Fresh asparagus is the truest sign that spring has sprung. These edible spears have been cultivated throughout the ages by Egyptians, Greeks, and Romans. Rich in dietary fibre, folic acid, and potassium while low in calories and containing no fat or cholesterol, these young shoots are now prepared nearly worldwide in countless ways and an be easily pickled for keeping.
3/4 tsp (4 mL) curry powder
1 Tbsp (15 mL) sea salt
1/4 cup (60 mL) extra-virgin olive oil
30 pieces asparagus spears, medium-sized (bottom inch peeled)
1/4 cup (60 mL) grainy seed mustard
1 Tbsp (15 mL) hot water
1/3 cup (80 mL) maple vinegar (available at fine grocers or substitute sherry vinegar)

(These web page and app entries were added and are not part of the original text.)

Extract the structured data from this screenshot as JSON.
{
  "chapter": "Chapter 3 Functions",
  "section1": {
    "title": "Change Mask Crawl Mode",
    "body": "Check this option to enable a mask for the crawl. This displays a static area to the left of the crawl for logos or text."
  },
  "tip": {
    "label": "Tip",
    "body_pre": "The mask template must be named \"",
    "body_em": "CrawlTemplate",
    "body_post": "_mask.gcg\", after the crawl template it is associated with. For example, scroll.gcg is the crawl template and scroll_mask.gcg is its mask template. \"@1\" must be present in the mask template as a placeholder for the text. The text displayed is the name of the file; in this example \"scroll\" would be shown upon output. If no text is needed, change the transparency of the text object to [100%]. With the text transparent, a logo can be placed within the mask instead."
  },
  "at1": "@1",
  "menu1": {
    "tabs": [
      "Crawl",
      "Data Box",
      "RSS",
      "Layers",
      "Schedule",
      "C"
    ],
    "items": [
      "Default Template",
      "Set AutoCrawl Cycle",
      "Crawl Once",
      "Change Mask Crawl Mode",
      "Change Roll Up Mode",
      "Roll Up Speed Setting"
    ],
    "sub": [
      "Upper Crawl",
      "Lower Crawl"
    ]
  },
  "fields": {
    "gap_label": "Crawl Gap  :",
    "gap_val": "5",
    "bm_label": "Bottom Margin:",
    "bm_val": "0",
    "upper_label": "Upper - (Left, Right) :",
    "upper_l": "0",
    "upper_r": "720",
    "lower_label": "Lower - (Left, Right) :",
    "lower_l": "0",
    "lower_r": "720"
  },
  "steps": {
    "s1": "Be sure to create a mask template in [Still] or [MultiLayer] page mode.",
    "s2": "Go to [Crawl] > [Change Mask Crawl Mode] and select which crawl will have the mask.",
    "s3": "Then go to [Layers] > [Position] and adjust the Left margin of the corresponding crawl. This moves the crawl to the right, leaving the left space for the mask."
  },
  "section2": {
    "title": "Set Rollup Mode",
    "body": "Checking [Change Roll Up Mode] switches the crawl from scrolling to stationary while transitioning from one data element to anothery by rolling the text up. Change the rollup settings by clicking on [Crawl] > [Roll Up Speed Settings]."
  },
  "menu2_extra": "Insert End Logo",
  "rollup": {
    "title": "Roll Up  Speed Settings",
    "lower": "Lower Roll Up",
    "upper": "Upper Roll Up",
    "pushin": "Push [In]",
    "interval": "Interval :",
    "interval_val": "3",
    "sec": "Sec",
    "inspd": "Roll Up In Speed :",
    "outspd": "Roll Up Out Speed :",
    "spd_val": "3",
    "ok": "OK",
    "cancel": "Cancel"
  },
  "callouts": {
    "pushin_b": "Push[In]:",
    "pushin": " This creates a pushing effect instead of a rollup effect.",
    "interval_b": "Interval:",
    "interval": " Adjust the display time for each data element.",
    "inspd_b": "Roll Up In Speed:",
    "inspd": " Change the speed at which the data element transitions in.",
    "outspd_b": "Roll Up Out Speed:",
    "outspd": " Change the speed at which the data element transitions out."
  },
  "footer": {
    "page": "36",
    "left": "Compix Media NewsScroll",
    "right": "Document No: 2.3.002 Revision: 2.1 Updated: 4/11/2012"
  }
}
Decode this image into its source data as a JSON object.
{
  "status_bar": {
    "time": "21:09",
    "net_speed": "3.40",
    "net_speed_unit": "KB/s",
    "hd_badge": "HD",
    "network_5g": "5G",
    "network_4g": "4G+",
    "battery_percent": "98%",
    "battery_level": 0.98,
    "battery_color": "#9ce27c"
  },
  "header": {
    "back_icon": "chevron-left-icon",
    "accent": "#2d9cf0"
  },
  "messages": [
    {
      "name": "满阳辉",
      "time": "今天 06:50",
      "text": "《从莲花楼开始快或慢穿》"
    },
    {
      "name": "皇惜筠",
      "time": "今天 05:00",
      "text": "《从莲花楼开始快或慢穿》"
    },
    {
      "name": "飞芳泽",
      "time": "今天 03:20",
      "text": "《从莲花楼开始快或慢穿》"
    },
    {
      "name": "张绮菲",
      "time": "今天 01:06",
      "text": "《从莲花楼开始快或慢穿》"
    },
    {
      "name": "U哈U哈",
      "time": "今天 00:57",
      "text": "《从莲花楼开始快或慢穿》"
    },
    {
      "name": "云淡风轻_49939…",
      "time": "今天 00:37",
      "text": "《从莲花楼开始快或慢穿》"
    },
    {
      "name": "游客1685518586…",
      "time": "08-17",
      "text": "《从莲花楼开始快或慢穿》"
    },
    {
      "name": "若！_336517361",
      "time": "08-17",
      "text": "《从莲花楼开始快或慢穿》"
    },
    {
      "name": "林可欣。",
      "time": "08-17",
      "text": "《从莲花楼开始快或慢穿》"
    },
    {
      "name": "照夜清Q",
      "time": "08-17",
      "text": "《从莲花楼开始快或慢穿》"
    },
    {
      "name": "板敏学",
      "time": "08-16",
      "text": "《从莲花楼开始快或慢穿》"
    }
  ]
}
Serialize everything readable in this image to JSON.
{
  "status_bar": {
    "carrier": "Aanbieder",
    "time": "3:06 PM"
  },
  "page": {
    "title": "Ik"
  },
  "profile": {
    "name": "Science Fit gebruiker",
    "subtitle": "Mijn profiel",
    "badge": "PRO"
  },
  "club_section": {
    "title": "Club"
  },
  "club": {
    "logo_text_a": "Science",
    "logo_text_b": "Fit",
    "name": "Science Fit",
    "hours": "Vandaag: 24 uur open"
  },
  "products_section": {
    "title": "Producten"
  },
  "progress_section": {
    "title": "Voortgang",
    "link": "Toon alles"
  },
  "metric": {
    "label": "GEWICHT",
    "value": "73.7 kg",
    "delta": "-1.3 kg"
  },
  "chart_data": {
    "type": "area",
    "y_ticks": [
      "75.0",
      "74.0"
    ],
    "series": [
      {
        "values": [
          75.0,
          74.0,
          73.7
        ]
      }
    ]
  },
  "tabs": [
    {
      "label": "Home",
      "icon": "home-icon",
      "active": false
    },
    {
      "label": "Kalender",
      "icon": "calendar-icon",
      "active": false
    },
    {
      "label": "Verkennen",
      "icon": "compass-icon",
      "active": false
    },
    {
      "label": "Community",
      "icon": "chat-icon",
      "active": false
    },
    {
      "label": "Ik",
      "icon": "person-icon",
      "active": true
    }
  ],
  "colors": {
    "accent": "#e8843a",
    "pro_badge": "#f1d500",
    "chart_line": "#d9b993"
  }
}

1/3 cup (80 mL) extra-virgin olive oil
Salt and white pepper, to taste
Heat barbecue or inside-grill to medium-high heat. Blend curry powder and salt together. Drizzle oil on asparagus, then season with the curry-salt mixture.
Grill asparagus in batches if necessary so as not to crowd the grill and avoid flames. Cook until golden and lightly charred on both sides.
Place mustard in a stainless steel bowl; slowly whisk in hot water and maple vinegar, then slowly whisk in oil. Taste and lightly season with salt and pepper.
Toss asparagus with your favourite salad greens–bitter lettuces work well–and serve with maple mustard vinaigrette.
source: "Celebrating Spring with Araxi", alive #306, April 2008
Yogurt completely transforms the texture of these chicken thighs, making them tender and flavourful with bright notes of lemon and cilantro. Ideal for a day trip, these can be marinated in the morning and cooked in the evening, but they also work well when cooked in advance and packed for a picnic to be eaten cold. Marinade mentions Marinate chicken thighs for anywhere between 4 and 24 hours. Discard excess marinade that has been in contact with raw chicken. It should not be consumed uncooked.
Citrusy and slightly sour sumac and a touch of maple syrup enliven pickled onions in a perfect complement to this salad. Kale and Napa cabbage stand up for hours to the sweet and puckery dressing, and hearty farro will keep you going while on the road. This salad is sure to be a favourite for picnics, backyard potlucks, or road trip lunch stops. Dressing for dinner This salad stands up well, even while dressed, for up to 4 hours. (Truth be told, I’ve often happily eaten it the next day.) In fact, time helps kale to soften up and become even more delicious. If you’re travelling for a longer period, make the pickled onion dressing as described above: let it stand for about 20 minutes, and then add all the oil and pack it into a separate container so you can finish the salad when you arrive at your destination. The pickled onions are also great with steaks or chicken.
These wraps are perfect for an overnight journey when you want to have something quick and satisfying the next day. Sweet smoked paprika adds just a hint of smoky flavour to sweet potatoes, which join with spinach and red pepper to dress up eggs in a pleasing way. Make these wraps anytime and stick them in the freezer for your next excursion. Pack them frozen and they’ll have time to thaw on the journey, or put them in the fridge the night before you travel so you have something convenient and tasty to eat before you set off. Leave the ketchup bottle behind, and serve them with your own smoky red pepper sauce. Freeze with ease While foil is convenient for freezing and reheating these wraps, to cut down on waste, freeze wraps in a single freezer-proof container. Insert a small piece of parchment between each wrap so they don’t stick together. This will allow you to remove individual wraps easily when you need them.
While sablefish’s texture and fat content stand up admirably to the heat of the grill, this firm fish is also delicious poached. For this recipe, sablefish’s luxurious taste is combined with a light fragrant broth of lemongrass and ginger punctuated with the heat of Thai chili. Sustainability status Sablefish, also known as butterfish or black cod, is a rich and satisfying fish, plentiful in omega-3s and sourced sustainably from the Pacific Northwest. Skin and bones Sablefish has large pin bones. Ideally, your fishmonger will remove them, but if not, before you begin, locate them along the fish’s centreline and, using a pair of needle nose pliers, grasp them firmly to remove. You can leave the skin on for this recipe, which may help the fish hold together a little better while cooking, but it can be tricky to peel the skin away from the cooked fish and discard before plating. I opted to remove the skin first and simply keep a close eye on the cooking time, being careful to remove the fish from the poaching liquid before it flakes apart.